This summer, Cengage Learning surveyed instructors and students about their thoughts on engagement and motivation. We also sought their insights on a variety of other topics, such as critical thinking, online learning, and college success. We received responses from hundreds of instructors and thousands of students around the United States, and we were intrigued, surprised, and delighted by what they had to say. Over the next few months, we’ll be sharing these insights with you.

To begin, we wanted to gauge students’ overall level of engagement in their classes. We asked: In general, do you find your courses interesting? To examine the question from another perspective, we asked instructors if they believed students found their courses engaging. The results may surprise you!

Student interest and engagement: what did they say?

Over four thousand students and seven hundred instructors responded to these two questions. And the answer: a resounding yes; 97% of the responding students said that they find their college courses interesting.  This is great news: students want to be engaged in the learning process—and, to a large extent, they are. This strong response also confirms instructors’ perceptions that students are, by and large, interested in the course material: intriguingly, the same percentage (97%) of instructors stated that they believe students find their courses engaging.

Class interest and engagement - student and instructor responses

Though this is an encouraging signal, we’re sure that you want additional ideas to keep students engaged in your courses.

Over the coming weeks, we’ll be sharing insights that will give you a glimpse into students’ perspectives on what engages and motivates students.
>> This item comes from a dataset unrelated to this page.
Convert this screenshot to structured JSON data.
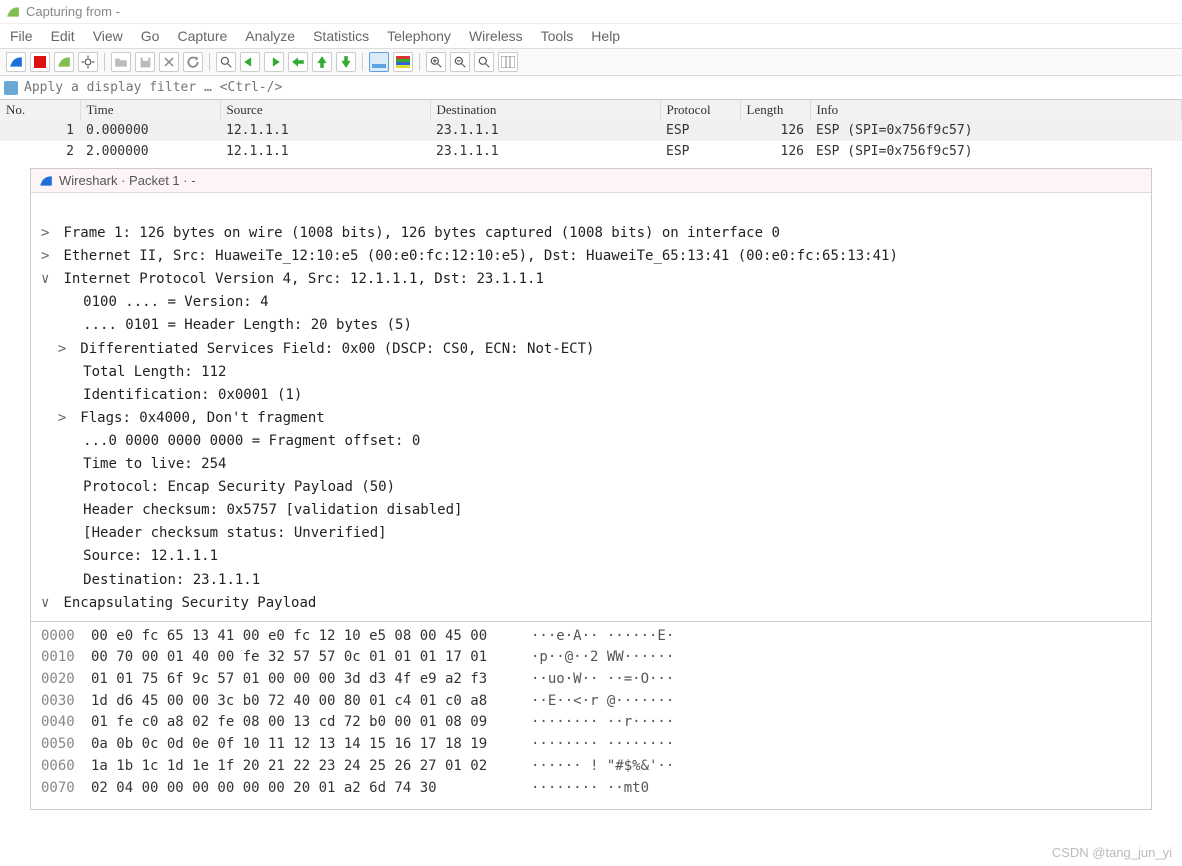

In addition, we’ll share instructors’ perspectives on topics related to student engagement. We’ll also offer specific activities and resources that will support your goals of increasing engagement, motivation, and deeper learning in your courses.


Do you see the level of student interest and engagement as reflected in these statistics? Share your insights in the comments below.